Later this year, a small clinical trial will begin in Europe to test the use of stem cells to manage or possibly reverse the progress of multiple sclerosis, a disease in which a patient's immune system attacks the myelin sheath that protects nerve cells from damage. The disease tends to first strike when a patient is in their 20s and 30s, and it causes a range of symptoms (which vary widely by patient) such as fatigue, numbness, and balance problems.
For the trial, stem cells will be taken from patients' bone marrow and then injected into their blood, Pallab Ghosh reported for BBC News Health ("Doctors begin major stem cell trial for MS patients"). Promising earlier studies have used these stem cells to "retrain" the patient's immune system not to attack the myelin sheath.
Multiple sclerosis is more common in areas farther from the equator, such as the UK and the northern United States, as this fascinating geographic map of cases illustrates. The incidence of MS appears to be increasing, particularly among women, with some blaming the Western diet and vitamin D deficiency.

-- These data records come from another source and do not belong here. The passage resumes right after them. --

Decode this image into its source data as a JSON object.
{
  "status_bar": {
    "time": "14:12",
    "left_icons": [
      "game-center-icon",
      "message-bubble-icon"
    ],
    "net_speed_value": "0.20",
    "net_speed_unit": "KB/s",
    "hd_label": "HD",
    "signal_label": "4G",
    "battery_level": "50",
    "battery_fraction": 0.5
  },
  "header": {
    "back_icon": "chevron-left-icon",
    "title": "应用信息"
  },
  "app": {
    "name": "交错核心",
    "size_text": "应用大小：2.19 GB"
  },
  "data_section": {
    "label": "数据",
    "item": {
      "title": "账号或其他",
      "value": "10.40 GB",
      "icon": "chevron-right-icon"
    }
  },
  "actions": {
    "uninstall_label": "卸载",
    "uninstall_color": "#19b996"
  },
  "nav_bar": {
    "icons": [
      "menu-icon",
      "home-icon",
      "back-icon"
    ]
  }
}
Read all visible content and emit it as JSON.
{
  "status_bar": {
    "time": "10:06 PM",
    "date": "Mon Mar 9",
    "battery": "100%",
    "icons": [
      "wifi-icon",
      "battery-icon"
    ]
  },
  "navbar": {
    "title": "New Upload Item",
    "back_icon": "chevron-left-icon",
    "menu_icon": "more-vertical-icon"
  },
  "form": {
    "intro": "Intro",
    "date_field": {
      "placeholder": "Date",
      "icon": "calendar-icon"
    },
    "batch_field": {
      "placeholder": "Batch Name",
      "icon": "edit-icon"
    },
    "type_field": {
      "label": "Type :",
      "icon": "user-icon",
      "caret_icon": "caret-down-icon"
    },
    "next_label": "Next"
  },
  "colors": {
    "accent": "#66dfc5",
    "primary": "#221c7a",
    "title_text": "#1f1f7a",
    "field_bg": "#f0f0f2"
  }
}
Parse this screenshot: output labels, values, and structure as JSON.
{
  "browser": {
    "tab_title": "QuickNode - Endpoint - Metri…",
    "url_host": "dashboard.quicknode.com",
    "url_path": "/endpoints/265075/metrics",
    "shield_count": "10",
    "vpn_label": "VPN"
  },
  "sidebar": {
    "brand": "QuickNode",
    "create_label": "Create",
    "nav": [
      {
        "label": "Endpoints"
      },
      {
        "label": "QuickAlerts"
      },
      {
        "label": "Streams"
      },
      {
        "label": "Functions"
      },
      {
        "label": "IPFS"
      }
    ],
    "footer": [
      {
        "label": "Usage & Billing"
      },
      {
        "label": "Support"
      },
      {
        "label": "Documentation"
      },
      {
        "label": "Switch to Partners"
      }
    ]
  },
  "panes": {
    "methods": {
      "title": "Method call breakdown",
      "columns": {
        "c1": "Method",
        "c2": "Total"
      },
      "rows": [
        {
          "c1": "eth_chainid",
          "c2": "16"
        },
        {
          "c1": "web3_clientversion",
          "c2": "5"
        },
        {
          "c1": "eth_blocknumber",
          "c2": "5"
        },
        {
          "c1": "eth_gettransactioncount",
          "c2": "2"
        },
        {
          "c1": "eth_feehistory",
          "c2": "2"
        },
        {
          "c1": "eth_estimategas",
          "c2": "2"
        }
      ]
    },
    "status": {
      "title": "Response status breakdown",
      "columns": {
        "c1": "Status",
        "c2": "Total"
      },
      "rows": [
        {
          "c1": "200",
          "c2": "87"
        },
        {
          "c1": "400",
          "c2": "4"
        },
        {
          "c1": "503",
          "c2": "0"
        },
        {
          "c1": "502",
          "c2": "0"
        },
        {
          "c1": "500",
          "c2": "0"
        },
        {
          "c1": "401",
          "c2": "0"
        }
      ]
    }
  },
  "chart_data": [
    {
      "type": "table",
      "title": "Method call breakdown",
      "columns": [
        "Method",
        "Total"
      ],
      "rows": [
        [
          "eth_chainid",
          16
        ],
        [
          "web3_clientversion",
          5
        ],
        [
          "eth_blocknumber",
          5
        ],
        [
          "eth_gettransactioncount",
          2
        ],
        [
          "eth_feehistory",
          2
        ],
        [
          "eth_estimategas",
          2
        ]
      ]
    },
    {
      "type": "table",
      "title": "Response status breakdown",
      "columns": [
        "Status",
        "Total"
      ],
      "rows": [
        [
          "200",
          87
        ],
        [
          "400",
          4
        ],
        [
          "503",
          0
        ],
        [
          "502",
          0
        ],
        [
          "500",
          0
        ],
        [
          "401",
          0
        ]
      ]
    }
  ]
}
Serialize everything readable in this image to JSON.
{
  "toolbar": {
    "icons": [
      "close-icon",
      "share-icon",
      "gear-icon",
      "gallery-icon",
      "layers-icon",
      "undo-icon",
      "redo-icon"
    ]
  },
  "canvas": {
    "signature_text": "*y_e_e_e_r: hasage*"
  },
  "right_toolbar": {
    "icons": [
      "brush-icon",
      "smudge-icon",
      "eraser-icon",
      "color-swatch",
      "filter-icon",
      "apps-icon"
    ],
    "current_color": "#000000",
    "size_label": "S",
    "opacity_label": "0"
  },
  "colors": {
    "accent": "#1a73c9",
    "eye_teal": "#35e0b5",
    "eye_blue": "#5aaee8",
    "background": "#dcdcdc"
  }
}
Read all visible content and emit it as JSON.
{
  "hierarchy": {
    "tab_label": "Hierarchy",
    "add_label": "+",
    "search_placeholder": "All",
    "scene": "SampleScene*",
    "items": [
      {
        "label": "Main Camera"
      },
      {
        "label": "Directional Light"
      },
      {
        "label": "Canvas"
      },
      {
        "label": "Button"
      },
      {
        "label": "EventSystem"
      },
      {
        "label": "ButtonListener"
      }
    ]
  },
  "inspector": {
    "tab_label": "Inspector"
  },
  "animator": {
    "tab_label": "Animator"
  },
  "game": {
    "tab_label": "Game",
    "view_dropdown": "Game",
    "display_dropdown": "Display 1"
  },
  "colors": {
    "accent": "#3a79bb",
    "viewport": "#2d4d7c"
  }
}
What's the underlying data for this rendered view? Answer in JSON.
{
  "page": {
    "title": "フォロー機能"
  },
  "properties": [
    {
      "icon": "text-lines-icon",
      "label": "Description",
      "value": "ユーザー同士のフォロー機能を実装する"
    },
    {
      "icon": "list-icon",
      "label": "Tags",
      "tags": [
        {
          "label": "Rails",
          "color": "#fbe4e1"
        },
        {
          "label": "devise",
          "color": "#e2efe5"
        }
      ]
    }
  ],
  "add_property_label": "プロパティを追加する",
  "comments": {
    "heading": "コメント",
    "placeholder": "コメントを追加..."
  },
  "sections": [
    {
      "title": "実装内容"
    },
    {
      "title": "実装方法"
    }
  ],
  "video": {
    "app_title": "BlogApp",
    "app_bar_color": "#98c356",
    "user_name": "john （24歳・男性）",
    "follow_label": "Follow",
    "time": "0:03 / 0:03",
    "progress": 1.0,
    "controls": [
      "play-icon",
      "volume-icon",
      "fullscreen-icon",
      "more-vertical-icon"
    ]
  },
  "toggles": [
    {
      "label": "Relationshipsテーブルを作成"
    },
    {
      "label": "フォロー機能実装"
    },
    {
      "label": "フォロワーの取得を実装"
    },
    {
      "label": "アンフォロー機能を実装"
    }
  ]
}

Ghosh points out that this trial also aims to address the problem of medical tourism among MS patients, who sometimes seek expensive and unproven stem cell treatments outside the UK. The trial will provide scientific evidence of the efficacy of stem cell treatment.
The phase II trial begins at the end of the year, investigating whether stem cell treatment is effective in human subjects and what side effects it might cause. The trial includes 150 patients and is predicted to take five years, with a possible phase III trial (comparing stem cell treatment to standard MS treatments) to follow before any new treatment can be brought to market.